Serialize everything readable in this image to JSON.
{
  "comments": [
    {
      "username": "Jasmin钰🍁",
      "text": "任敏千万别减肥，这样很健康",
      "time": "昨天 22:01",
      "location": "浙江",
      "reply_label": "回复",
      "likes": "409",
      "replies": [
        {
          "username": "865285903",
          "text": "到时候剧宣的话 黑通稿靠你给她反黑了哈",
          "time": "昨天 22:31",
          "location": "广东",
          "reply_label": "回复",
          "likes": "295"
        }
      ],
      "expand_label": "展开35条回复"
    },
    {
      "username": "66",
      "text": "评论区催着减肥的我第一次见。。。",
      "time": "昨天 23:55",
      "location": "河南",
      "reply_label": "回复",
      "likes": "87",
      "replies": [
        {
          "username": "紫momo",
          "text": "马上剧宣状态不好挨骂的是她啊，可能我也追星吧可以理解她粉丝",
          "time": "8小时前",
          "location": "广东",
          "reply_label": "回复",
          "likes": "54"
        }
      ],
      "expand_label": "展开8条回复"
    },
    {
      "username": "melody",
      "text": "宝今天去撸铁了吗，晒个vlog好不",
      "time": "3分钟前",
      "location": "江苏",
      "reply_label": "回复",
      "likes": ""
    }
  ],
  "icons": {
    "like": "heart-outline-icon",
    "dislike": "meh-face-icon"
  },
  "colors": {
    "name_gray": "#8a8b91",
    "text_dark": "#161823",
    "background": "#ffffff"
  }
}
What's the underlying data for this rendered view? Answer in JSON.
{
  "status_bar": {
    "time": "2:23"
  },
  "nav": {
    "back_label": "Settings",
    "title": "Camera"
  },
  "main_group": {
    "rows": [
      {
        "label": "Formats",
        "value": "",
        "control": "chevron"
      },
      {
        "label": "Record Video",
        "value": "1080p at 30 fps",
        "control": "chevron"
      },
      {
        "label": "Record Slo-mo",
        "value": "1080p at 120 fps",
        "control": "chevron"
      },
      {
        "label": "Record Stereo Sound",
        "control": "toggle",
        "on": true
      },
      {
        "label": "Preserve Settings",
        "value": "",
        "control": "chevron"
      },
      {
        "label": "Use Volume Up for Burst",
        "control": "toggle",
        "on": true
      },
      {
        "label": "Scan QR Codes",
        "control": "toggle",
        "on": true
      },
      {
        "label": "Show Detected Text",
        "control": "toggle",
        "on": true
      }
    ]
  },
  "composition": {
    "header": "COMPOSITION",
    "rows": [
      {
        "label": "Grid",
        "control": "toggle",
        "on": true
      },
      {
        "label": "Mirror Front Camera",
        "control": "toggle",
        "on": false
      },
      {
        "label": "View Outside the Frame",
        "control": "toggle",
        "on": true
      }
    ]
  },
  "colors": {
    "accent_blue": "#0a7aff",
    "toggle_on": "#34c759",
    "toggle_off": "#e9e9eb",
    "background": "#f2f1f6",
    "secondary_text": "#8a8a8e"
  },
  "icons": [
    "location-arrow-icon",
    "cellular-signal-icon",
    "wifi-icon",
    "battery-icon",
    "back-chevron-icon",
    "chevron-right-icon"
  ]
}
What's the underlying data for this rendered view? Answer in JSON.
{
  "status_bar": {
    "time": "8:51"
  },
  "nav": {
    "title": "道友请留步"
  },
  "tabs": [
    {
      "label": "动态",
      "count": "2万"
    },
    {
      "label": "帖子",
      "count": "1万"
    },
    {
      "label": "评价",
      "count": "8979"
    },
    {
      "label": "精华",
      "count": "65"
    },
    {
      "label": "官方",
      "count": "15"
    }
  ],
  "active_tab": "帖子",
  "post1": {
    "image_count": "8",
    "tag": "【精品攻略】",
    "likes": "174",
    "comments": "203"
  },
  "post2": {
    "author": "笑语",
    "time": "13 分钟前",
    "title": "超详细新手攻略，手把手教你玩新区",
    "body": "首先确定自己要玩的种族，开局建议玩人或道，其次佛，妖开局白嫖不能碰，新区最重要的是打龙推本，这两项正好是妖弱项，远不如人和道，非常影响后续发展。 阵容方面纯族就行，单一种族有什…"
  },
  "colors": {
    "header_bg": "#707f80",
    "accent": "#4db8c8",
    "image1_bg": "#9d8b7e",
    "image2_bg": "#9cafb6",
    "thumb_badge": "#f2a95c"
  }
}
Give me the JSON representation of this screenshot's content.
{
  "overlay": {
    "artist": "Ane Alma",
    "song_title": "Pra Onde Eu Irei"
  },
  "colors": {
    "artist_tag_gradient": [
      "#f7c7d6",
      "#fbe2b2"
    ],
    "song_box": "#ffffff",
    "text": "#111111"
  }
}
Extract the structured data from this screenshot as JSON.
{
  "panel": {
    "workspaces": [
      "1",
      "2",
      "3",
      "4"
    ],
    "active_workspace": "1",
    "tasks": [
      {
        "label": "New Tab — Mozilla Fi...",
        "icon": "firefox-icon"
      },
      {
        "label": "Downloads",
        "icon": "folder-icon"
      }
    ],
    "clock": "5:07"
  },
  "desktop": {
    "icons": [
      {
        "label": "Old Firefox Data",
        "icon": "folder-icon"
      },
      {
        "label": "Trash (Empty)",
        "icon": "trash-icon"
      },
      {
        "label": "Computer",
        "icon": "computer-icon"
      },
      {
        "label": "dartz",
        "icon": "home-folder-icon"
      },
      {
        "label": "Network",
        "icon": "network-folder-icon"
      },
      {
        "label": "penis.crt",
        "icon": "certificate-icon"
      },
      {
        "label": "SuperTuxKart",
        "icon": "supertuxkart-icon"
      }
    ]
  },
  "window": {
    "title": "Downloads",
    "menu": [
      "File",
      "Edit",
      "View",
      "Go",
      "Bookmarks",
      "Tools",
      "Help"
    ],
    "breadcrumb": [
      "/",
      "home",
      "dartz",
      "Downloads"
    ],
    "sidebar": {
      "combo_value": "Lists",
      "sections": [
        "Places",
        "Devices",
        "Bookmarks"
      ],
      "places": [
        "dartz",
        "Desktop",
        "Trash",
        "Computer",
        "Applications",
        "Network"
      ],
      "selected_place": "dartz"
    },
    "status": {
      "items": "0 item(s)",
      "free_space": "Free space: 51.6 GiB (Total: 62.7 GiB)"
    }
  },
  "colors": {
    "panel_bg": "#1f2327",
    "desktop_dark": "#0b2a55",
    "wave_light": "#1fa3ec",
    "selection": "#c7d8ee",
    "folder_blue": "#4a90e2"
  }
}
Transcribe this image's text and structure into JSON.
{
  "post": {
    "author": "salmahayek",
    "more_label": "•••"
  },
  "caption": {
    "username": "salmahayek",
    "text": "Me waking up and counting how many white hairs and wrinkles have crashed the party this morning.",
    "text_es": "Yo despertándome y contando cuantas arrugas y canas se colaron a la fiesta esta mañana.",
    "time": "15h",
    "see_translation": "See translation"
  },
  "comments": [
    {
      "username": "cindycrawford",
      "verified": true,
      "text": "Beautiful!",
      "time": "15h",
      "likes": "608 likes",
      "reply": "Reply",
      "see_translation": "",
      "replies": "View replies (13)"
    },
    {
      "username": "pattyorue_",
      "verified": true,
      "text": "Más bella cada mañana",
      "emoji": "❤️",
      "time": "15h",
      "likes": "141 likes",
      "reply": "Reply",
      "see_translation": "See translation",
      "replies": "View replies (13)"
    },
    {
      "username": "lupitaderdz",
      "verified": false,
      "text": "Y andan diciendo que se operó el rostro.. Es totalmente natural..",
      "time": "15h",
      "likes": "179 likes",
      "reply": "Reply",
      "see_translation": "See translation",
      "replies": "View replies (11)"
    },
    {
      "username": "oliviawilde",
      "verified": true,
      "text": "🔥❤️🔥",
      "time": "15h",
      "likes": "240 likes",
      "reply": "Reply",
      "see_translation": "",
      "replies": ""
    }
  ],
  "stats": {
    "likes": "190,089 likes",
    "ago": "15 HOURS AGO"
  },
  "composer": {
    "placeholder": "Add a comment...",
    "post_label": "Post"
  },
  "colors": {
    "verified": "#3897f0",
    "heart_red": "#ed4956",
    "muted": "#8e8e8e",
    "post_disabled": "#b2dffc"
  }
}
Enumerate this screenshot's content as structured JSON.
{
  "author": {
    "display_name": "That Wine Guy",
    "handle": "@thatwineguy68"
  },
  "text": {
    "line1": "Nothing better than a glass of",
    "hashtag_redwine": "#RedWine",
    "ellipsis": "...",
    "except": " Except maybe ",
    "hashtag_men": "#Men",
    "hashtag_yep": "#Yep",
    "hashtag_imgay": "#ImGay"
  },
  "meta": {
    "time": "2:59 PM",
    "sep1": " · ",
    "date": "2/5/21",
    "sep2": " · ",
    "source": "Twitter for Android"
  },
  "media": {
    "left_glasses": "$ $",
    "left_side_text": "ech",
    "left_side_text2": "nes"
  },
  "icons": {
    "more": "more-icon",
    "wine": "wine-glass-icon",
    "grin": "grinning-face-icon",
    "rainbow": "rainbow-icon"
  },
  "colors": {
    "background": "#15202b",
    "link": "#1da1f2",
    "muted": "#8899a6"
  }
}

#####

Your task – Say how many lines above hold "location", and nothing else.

Answer section – 6